* **Source data**

------------------------------------------------------------

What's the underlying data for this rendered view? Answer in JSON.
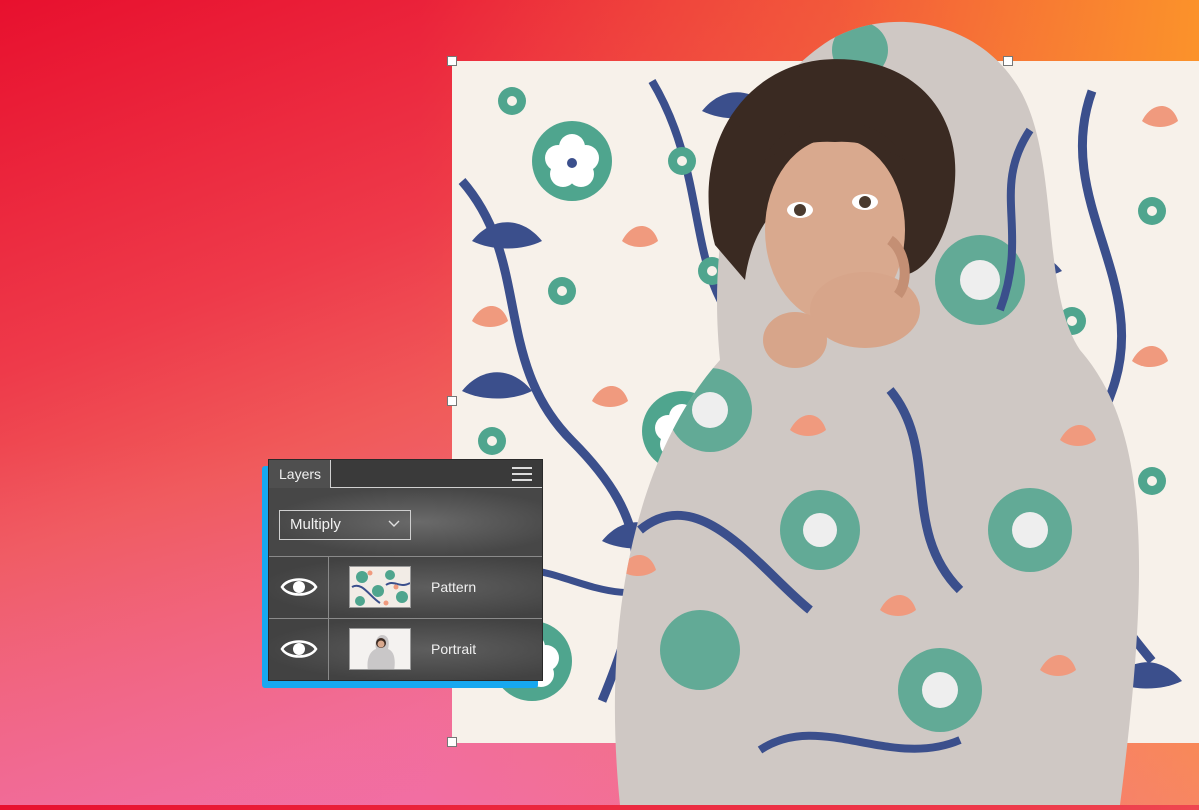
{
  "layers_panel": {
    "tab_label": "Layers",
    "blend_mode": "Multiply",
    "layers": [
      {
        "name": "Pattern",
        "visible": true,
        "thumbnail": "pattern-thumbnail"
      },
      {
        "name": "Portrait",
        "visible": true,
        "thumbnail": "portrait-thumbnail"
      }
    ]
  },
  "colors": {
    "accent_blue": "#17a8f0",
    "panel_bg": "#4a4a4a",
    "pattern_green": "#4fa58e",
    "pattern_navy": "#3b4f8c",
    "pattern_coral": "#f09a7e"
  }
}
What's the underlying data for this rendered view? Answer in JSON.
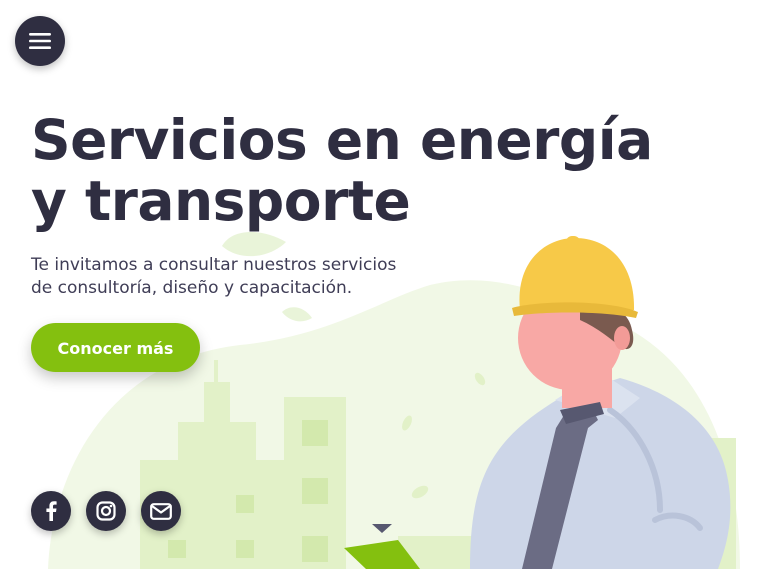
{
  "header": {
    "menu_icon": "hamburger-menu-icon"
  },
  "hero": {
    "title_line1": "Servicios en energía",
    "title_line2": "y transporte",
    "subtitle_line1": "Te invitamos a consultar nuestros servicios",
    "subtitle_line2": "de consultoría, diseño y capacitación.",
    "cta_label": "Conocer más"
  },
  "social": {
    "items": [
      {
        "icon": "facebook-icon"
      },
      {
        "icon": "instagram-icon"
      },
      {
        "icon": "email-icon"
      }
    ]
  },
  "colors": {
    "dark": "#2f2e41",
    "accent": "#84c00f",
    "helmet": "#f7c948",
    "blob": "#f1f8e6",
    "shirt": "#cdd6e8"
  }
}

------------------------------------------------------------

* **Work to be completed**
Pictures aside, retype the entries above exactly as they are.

* **Answer to this problem**
What's the underlying data for this rendered view? Answer in JSON.
{
  "layers_panel": {
    "tab_label": "Layers",
    "blend_mode": "Multiply",
    "layers": [
      {
        "name": "Pattern",
        "visible": true,
        "thumbnail": "pattern-thumbnail"
      },
      {
        "name": "Portrait",
        "visible": true,
        "thumbnail": "portrait-thumbnail"
      }
    ]
  },
  "colors": {
    "accent_blue": "#17a8f0",
    "panel_bg": "#4a4a4a",
    "pattern_green": "#4fa58e",
    "pattern_navy": "#3b4f8c",
    "pattern_coral": "#f09a7e"
  }
}
What's the underlying data for this rendered view? Answer in JSON.
{
  "header": {
    "menu_icon": "hamburger-menu-icon"
  },
  "hero": {
    "title_line1": "Servicios en energía",
    "title_line2": "y transporte",
    "subtitle_line1": "Te invitamos a consultar nuestros servicios",
    "subtitle_line2": "de consultoría, diseño y capacitación.",
    "cta_label": "Conocer más"
  },
  "social": {
    "items": [
      {
        "icon": "facebook-icon"
      },
      {
        "icon": "instagram-icon"
      },
      {
        "icon": "email-icon"
      }
    ]
  },
  "colors": {
    "dark": "#2f2e41",
    "accent": "#84c00f",
    "helmet": "#f7c948",
    "blob": "#f1f8e6",
    "shirt": "#cdd6e8"
  }
}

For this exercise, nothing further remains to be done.